RK: Oh, it would've legalized an infinite amount of marijuana. And the other thing is that the campaign in Alaska was good on our side. It wasn't our campaign. The Nevada campaign was our campaign, and it was a fight from beginning to end. That shows that in Alaska, with a half-assed effort you can get 44% of the people to agree to legalize an infinite amount of marijuana. So, you know ... [I think pot prohibition will end in] Alaska in 2010, Nevada in 2012. By the way, the reason I think we're going to get a big boost in Nevada is because of these two reasons. Number one ... support for making marijuana legal, which is how it is asked in the Gallup Poll, increases by 1% a year – since 1995. If that trajectory stays we're going to be six points higher in Nevada in . In addition ... 2006 was a nonpresidential year. If you do it in a presidential year, that matters because our voters skew lazy and young. So, the presidential election is going to give us an automatic boost of a couple points. So we're going to get two things going for us even if we don't do anything to improve our campaign. So, those are the two states to end marijuana prohibition entirely. In Massachusetts we're also doing something that is kind of a step below that. [N]ext year we're going to put an initiative on the ballot to basically treat marijuana possession like it's a speeding ticket.

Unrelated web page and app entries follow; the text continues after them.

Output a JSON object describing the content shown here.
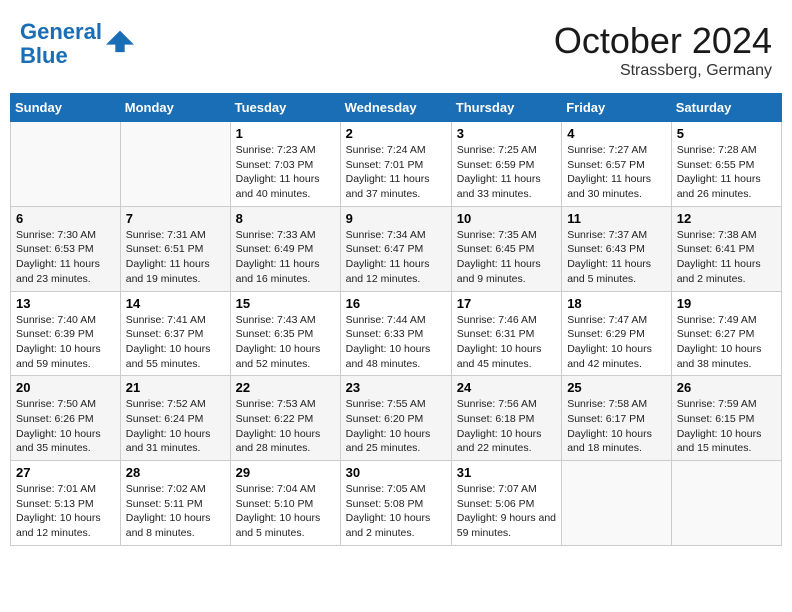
{
  "header": {
    "logo_line1": "General",
    "logo_line2": "Blue",
    "month_title": "October 2024",
    "location": "Strassberg, Germany"
  },
  "weekdays": [
    "Sunday",
    "Monday",
    "Tuesday",
    "Wednesday",
    "Thursday",
    "Friday",
    "Saturday"
  ],
  "weeks": [
    [
      {
        "day": "",
        "sunrise": "",
        "sunset": "",
        "daylight": ""
      },
      {
        "day": "",
        "sunrise": "",
        "sunset": "",
        "daylight": ""
      },
      {
        "day": "1",
        "sunrise": "Sunrise: 7:23 AM",
        "sunset": "Sunset: 7:03 PM",
        "daylight": "Daylight: 11 hours and 40 minutes."
      },
      {
        "day": "2",
        "sunrise": "Sunrise: 7:24 AM",
        "sunset": "Sunset: 7:01 PM",
        "daylight": "Daylight: 11 hours and 37 minutes."
      },
      {
        "day": "3",
        "sunrise": "Sunrise: 7:25 AM",
        "sunset": "Sunset: 6:59 PM",
        "daylight": "Daylight: 11 hours and 33 minutes."
      },
      {
        "day": "4",
        "sunrise": "Sunrise: 7:27 AM",
        "sunset": "Sunset: 6:57 PM",
        "daylight": "Daylight: 11 hours and 30 minutes."
      },
      {
        "day": "5",
        "sunrise": "Sunrise: 7:28 AM",
        "sunset": "Sunset: 6:55 PM",
        "daylight": "Daylight: 11 hours and 26 minutes."
      }
    ],
    [
      {
        "day": "6",
        "sunrise": "Sunrise: 7:30 AM",
        "sunset": "Sunset: 6:53 PM",
        "daylight": "Daylight: 11 hours and 23 minutes."
      },
      {
        "day": "7",
        "sunrise": "Sunrise: 7:31 AM",
        "sunset": "Sunset: 6:51 PM",
        "daylight": "Daylight: 11 hours and 19 minutes."
      },
      {
        "day": "8",
        "sunrise": "Sunrise: 7:33 AM",
        "sunset": "Sunset: 6:49 PM",
        "daylight": "Daylight: 11 hours and 16 minutes."
      },
      {
        "day": "9",
        "sunrise": "Sunrise: 7:34 AM",
        "sunset": "Sunset: 6:47 PM",
        "daylight": "Daylight: 11 hours and 12 minutes."
      },
      {
        "day": "10",
        "sunrise": "Sunrise: 7:35 AM",
        "sunset": "Sunset: 6:45 PM",
        "daylight": "Daylight: 11 hours and 9 minutes."
      },
      {
        "day": "11",
        "sunrise": "Sunrise: 7:37 AM",
        "sunset": "Sunset: 6:43 PM",
        "daylight": "Daylight: 11 hours and 5 minutes."
      },
      {
        "day": "12",
        "sunrise": "Sunrise: 7:38 AM",
        "sunset": "Sunset: 6:41 PM",
        "daylight": "Daylight: 11 hours and 2 minutes."
      }
    ],
    [
      {
        "day": "13",
        "sunrise": "Sunrise: 7:40 AM",
        "sunset": "Sunset: 6:39 PM",
        "daylight": "Daylight: 10 hours and 59 minutes."
      },
      {
        "day": "14",
        "sunrise": "Sunrise: 7:41 AM",
        "sunset": "Sunset: 6:37 PM",
        "daylight": "Daylight: 10 hours and 55 minutes."
      },
      {
        "day": "15",
        "sunrise": "Sunrise: 7:43 AM",
        "sunset": "Sunset: 6:35 PM",
        "daylight": "Daylight: 10 hours and 52 minutes."
      },
      {
        "day": "16",
        "sunrise": "Sunrise: 7:44 AM",
        "sunset": "Sunset: 6:33 PM",
        "daylight": "Daylight: 10 hours and 48 minutes."
      },
      {
        "day": "17",
        "sunrise": "Sunrise: 7:46 AM",
        "sunset": "Sunset: 6:31 PM",
        "daylight": "Daylight: 10 hours and 45 minutes."
      },
      {
        "day": "18",
        "sunrise": "Sunrise: 7:47 AM",
        "sunset": "Sunset: 6:29 PM",
        "daylight": "Daylight: 10 hours and 42 minutes."
      },
      {
        "day": "19",
        "sunrise": "Sunrise: 7:49 AM",
        "sunset": "Sunset: 6:27 PM",
        "daylight": "Daylight: 10 hours and 38 minutes."
      }
    ],
    [
      {
        "day": "20",
        "sunrise": "Sunrise: 7:50 AM",
        "sunset": "Sunset: 6:26 PM",
        "daylight": "Daylight: 10 hours and 35 minutes."
      },
      {
        "day": "21",
        "sunrise": "Sunrise: 7:52 AM",
        "sunset": "Sunset: 6:24 PM",
        "daylight": "Daylight: 10 hours and 31 minutes."
      },
      {
        "day": "22",
        "sunrise": "Sunrise: 7:53 AM",
        "sunset": "Sunset: 6:22 PM",
        "daylight": "Daylight: 10 hours and 28 minutes."
      },
      {
        "day": "23",
        "sunrise": "Sunrise: 7:55 AM",
        "sunset": "Sunset: 6:20 PM",
        "daylight": "Daylight: 10 hours and 25 minutes."
      },
      {
        "day": "24",
        "sunrise": "Sunrise: 7:56 AM",
        "sunset": "Sunset: 6:18 PM",
        "daylight": "Daylight: 10 hours and 22 minutes."
      },
      {
        "day": "25",
        "sunrise": "Sunrise: 7:58 AM",
        "sunset": "Sunset: 6:17 PM",
        "daylight": "Daylight: 10 hours and 18 minutes."
      },
      {
        "day": "26",
        "sunrise": "Sunrise: 7:59 AM",
        "sunset": "Sunset: 6:15 PM",
        "daylight": "Daylight: 10 hours and 15 minutes."
      }
    ],
    [
      {
        "day": "27",
        "sunrise": "Sunrise: 7:01 AM",
        "sunset": "Sunset: 5:13 PM",
        "daylight": "Daylight: 10 hours and 12 minutes."
      },
      {
        "day": "28",
        "sunrise": "Sunrise: 7:02 AM",
        "sunset": "Sunset: 5:11 PM",
        "daylight": "Daylight: 10 hours and 8 minutes."
      },
      {
        "day": "29",
        "sunrise": "Sunrise: 7:04 AM",
        "sunset": "Sunset: 5:10 PM",
        "daylight": "Daylight: 10 hours and 5 minutes."
      },
      {
        "day": "30",
        "sunrise": "Sunrise: 7:05 AM",
        "sunset": "Sunset: 5:08 PM",
        "daylight": "Daylight: 10 hours and 2 minutes."
      },
      {
        "day": "31",
        "sunrise": "Sunrise: 7:07 AM",
        "sunset": "Sunset: 5:06 PM",
        "daylight": "Daylight: 9 hours and 59 minutes."
      },
      {
        "day": "",
        "sunrise": "",
        "sunset": "",
        "daylight": ""
      },
      {
        "day": "",
        "sunrise": "",
        "sunset": "",
        "daylight": ""
      }
    ]
  ]
}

RM: Citation only?
RK: Only a citation. So what will happen is, if you're apprehended in possession of under an ounce, the police take your marijuana away and give you a ticket, and you pay $100 in the mail. You can contest it if you want, but it's like a speeding ticket – most people just pay through the mail. But that is all that will happen. There's no threat of jail, of probation; you don't have to hire a lawyer; you don't have to appear in a courtroom. You don't lose your ability to get a student loan, on the state or the federal level, [and] you no longer lose your ability to get public housing or food stamps.
RM: Wow, so no collateral damage.
RK: No collateral damage, right. You don't lose your driver's license; you don't lose your license to practice medicine. We're wiping out all of that stuff. All the collateral sanctions.
RM: Massachusetts seems like a good state to do that.
RK: The polling shows we're ahead 60-30 with 10 undecided ... but it's going to be a blood bath, you know. We're 60-30 right now, but the bad guys haven't started lying yet. It's just like the natural support out there.
RM: What do you think about your opponents? Which lies are most effective?
RK: I don't think I want to state on the record what I think the most effective opponent arguments are. But they have a tendency to say that the initiatives do things that they don't, even if the plain text of it contradicts them ... they're so brazen to say, oh, well, the initiatives don't have any quantity limits or something like that, which is clearly not true. The kind of nonsense stuff like that.
RM: What about John Walters [the drug czar, head of the White House Office of the National Drug Control Policy?]
RK: [He's] an ugly man with a cold heart. Ultimately [the argument against legalizing marijuana] comes down to a hatred for people who are different from you. That's what is driving a lot of the prohibitionists ... they say, 'this person does drug whatever, [and] I don't, therefore I want to have them arrested and maybe even tortured, thrown in jail.' And the results [of that] don't matter. These people aren't looking at the reports for the frequency with which drug offenders put in jail are recidivists. They don't care. It's all very – like I like to say – it's a holy war. And when you're creating a holy war, you don't actually have to win; you just have to fight.